- Prevents cancers – like pancreatic and lung cancer.
- After-birth complications – might lower the chance of postpartum fever and diarrhea. It also lessens the incidence of pregnancy-related death.
People at risk of deficiency
The chance of developing beta carotene deficiency may arise in the following circumstances:
- Cystic fibrosis.
- Prolonged diarrhea.
- Chronic illnesses.
- Serious injury.
- Pancreatic disorder.
- Breastfeeding mothers.
- After multiple pregnancies.
- People with kidney disease.
Symptoms may be very similar to that of vitamin A as beta carotene is eventually converted by the body into vitamin A and any deficiency of beta carotene results in a deficit of vitamin A. Symptoms may include the following:
- Nighttime blindness.
- Ulcers in the cornea.
- Dry eyes.
- Dry, scaly or irritated skin.
- Delayed growth in kids.
- An ongoing cough.
- Continual infections.
- Digestion issues.
Side effects of beta carotene
As the body only transforms as much beta-carotene into vitamin A as it requires, using beta-carotene is generally safer than taking vitamin A tablets.
On the other hand, taking supplements with an excessive amount of beta-carotene occasionally poses a risk and can have the following adverse effects:
- An orange or yellow discoloration of the skin.
- May raise the risk of some cancers.
- Loose stools.
- Joint ache.
Precautions to be taken while consuming beta carotene
It is best to consult a doctor before taking beta-carotene supplements in individuals with the following conditions:
- Allergies – people who are allergic to this supplement or any medications as such, or to particular food, dyes, preservatives, or animals should inform their doctor about it.
- Pregnant or breastfeeding women – Beta-carotene supplements should only be consumed by pregnant or nursing women if prescribed by a physician. Studies on humans do not demonstrate its advantages for pregnant or nursing moms.
- Liver or kidney diseases – may result in elevated beta-carotene levels in the blood, which could increase the risk of adverse consequences.

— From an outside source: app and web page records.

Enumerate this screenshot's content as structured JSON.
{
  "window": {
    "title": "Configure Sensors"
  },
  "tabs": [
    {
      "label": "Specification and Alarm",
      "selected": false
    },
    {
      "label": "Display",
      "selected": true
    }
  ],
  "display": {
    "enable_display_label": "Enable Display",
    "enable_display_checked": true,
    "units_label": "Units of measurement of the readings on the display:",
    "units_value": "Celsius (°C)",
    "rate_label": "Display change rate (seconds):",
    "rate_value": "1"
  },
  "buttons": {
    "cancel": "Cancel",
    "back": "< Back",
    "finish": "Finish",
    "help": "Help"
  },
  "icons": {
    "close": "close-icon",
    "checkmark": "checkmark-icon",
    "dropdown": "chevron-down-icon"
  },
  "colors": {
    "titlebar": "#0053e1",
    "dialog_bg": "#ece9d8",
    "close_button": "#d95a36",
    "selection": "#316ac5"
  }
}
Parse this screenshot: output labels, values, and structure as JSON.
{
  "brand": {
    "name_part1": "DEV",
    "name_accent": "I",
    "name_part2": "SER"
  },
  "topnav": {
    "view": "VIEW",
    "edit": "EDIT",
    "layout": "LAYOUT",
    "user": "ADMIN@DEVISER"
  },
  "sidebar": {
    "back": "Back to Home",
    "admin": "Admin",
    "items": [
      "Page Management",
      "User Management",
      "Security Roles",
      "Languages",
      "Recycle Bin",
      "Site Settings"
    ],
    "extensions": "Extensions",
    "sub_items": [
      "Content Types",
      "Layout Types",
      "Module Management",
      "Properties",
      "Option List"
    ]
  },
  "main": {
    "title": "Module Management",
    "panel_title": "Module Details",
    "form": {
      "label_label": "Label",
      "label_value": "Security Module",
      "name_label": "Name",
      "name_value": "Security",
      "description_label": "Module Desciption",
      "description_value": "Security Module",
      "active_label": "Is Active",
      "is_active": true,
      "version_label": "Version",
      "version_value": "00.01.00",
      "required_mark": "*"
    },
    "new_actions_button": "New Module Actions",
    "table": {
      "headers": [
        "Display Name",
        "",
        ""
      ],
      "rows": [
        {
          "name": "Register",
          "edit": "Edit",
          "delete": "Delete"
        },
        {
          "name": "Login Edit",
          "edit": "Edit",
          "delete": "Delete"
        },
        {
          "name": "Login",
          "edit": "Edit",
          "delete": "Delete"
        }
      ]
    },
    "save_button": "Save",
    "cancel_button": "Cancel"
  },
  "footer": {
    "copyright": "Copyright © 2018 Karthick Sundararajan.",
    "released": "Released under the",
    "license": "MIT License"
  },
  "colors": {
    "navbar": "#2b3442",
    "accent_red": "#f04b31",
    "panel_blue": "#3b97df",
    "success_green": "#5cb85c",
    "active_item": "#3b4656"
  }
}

- Smokers – Taking beta-carotene supplements could increase the chance of lung cancer in long term or past smokers.
- Alcoholics – Beta-carotene and alcohol may interact, raising the danger of liver damage.
Beta carotene Interactions with other medicines
The following medicines may interact with beta-carotene supplements:
- Statins – Statins like simvastatin and atorvastatin may be less effective when combined with antioxidants like beta-carotene, vitamin E, and C. People who use statins to decrease their cholesterol should see their doctor before taking beta-carotene supplements.
- Cholestyramine and Colestipol – Cholesterol-controlling drugs like cholestyramine or colestipol can lower beta-carotene levels in the blood.
- Orlistat (a weight loss drug) – may decrease beta-carotene absorption, resulting in reduced beta-carotene levels in the body. People taking Orlistat might want to consider taking a multivitamin. People should give a gap of at least two hours between these two medications to avoid interaction.
- Mineral oil – may cause beta-carotene levels in the blood to drop when taken to treat constipation.
People can increase their beta-carotene intake and gain additional advantages from antioxidants and other nutrients by consuming more vegetables and fruits. Supplemental beta carotene is generally risk-free; however, smokers and former smokers may be in danger from them. Beta-carotene is a crucial dietary component and an essential form of vitamin A. Before taking a supplement, always check with a doctor to ensure it’s a good fit and safe for overall health.